*Problem details*
Using the listing below, return every line that includes "клуба".

====== Dataset entries ======

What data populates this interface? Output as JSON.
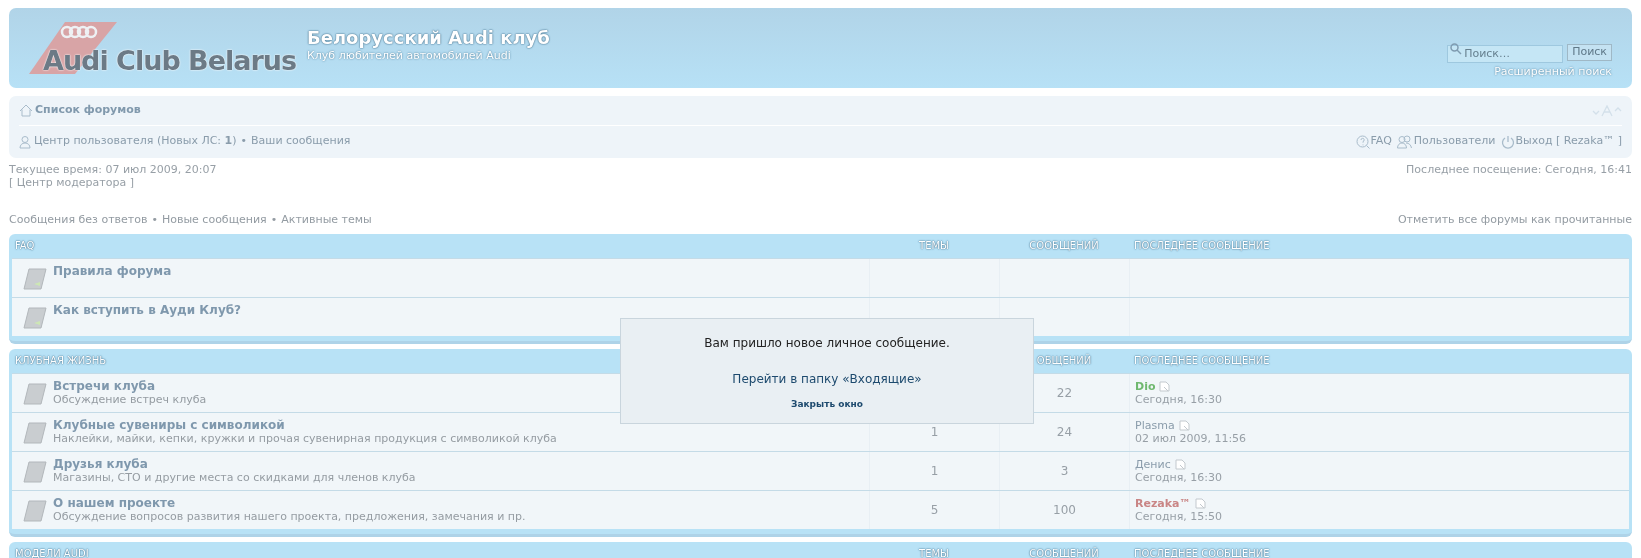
{
  "header": {
    "logo_text": "Audi Club Belarus",
    "site_title": "Белорусский Audi клуб",
    "site_description": "Клуб любителей автомобилей Audi",
    "search": {
      "placeholder": "Поиск…",
      "button": "Поиск",
      "advanced_link": "Расширенный поиск"
    }
  },
  "navbar": {
    "breadcrumb": "Список форумов",
    "user_links": [
      {
        "kind": "link",
        "text": "Центр пользователя (Новых ЛС: **1**)"
      },
      {
        "kind": "separator",
        "text": "•"
      },
      {
        "kind": "link",
        "text": "Ваши сообщения"
      }
    ],
    "right_links": [
      {
        "kind": "link",
        "text": "FAQ"
      },
      {
        "kind": "link",
        "text": "Пользователи"
      },
      {
        "kind": "link",
        "text": "Выход [ Rezaka™ ]"
      }
    ]
  },
  "info": {
    "current_time": "Текущее время: 07 июл 2009, 20:07",
    "moderator_link": "[ Центр модератора ]",
    "last_visit": "Последнее посещение: Сегодня, 16:41"
  },
  "search_links": [
    {
      "kind": "link",
      "text": "Сообщения без ответов"
    },
    {
      "kind": "separator",
      "text": "•"
    },
    {
      "kind": "link",
      "text": "Новые сообщения"
    },
    {
      "kind": "separator",
      "text": "•"
    },
    {
      "kind": "link",
      "text": "Активные темы"
    }
  ],
  "mark_read": "Отметить все форумы как прочитанные",
  "sections": [
    {
      "title": "FAQ",
      "columns": {
        "topics": "ТЕМЫ",
        "posts": "СООБЩЕНИЙ",
        "last_post": "ПОСЛЕДНЕЕ СООБЩЕНИЕ"
      },
      "forums": [
        {
          "kind": "link",
          "title": "Правила форума"
        },
        {
          "kind": "link",
          "title": "Как вступить в Ауди Клуб?"
        }
      ]
    },
    {
      "title": "КЛУБНАЯ ЖИЗНЬ",
      "columns": {
        "posts": "ОБЩЕНИЙ",
        "last_post": "ПОСЛЕДНЕЕ СООБЩЕНИЕ"
      },
      "forums": [
        {
          "kind": "forum",
          "title": "Встречи клуба",
          "description": "Обсуждение встреч клуба",
          "posts": "22",
          "last_author": "Dio",
          "color": "#6fb86f",
          "last_time": "Сегодня, 16:30"
        },
        {
          "kind": "forum",
          "title": "Клубные сувениры с символикой",
          "description": "Наклейки, майки, кепки, кружки и прочая сувенирная продукция с символикой клуба",
          "topics": "1",
          "posts": "24",
          "last_author": "Plasma",
          "color": "#8a9cab",
          "last_time": "02 июл 2009, 11:56"
        },
        {
          "kind": "forum",
          "title": "Друзья клуба",
          "description": "Магазины, СТО и другие места со скидками для членов клуба",
          "topics": "1",
          "posts": "3",
          "last_author": "Денис",
          "color": "#8a9cab",
          "last_time": "Сегодня, 16:30"
        },
        {
          "kind": "forum",
          "title": "О нашем проекте",
          "description": "Обсуждение вопросов развития нашего проекта, предложения, замечания и пр.",
          "topics": "5",
          "posts": "100",
          "last_author": "Rezaka™",
          "color": "#c98585",
          "last_time": "Сегодня, 15:50"
        }
      ]
    },
    {
      "title": "МОДЕЛИ AUDI",
      "columns": {
        "topics": "ТЕМЫ",
        "posts": "СООБЩЕНИЙ",
        "last_post": "ПОСЛЕДНЕЕ СООБЩЕНИЕ"
      }
    }
  ],
  "popup": {
    "message": "Вам пришло новое личное сообщение.",
    "inbox_link": "Перейти в папку «Входящие»",
    "close_link": "Закрыть окно"
  }
}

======

*Task result*
          "title": "Встречи клуба",
          "description": "Обсуждение встреч клуба",
          "description": "Наклейки, майки, кепки, кружки и прочая сувенирная продукция с символикой клуба",
          "title": "Друзья клуба",
          "description": "Магазины, СТО и другие места со скидками для членов клуба",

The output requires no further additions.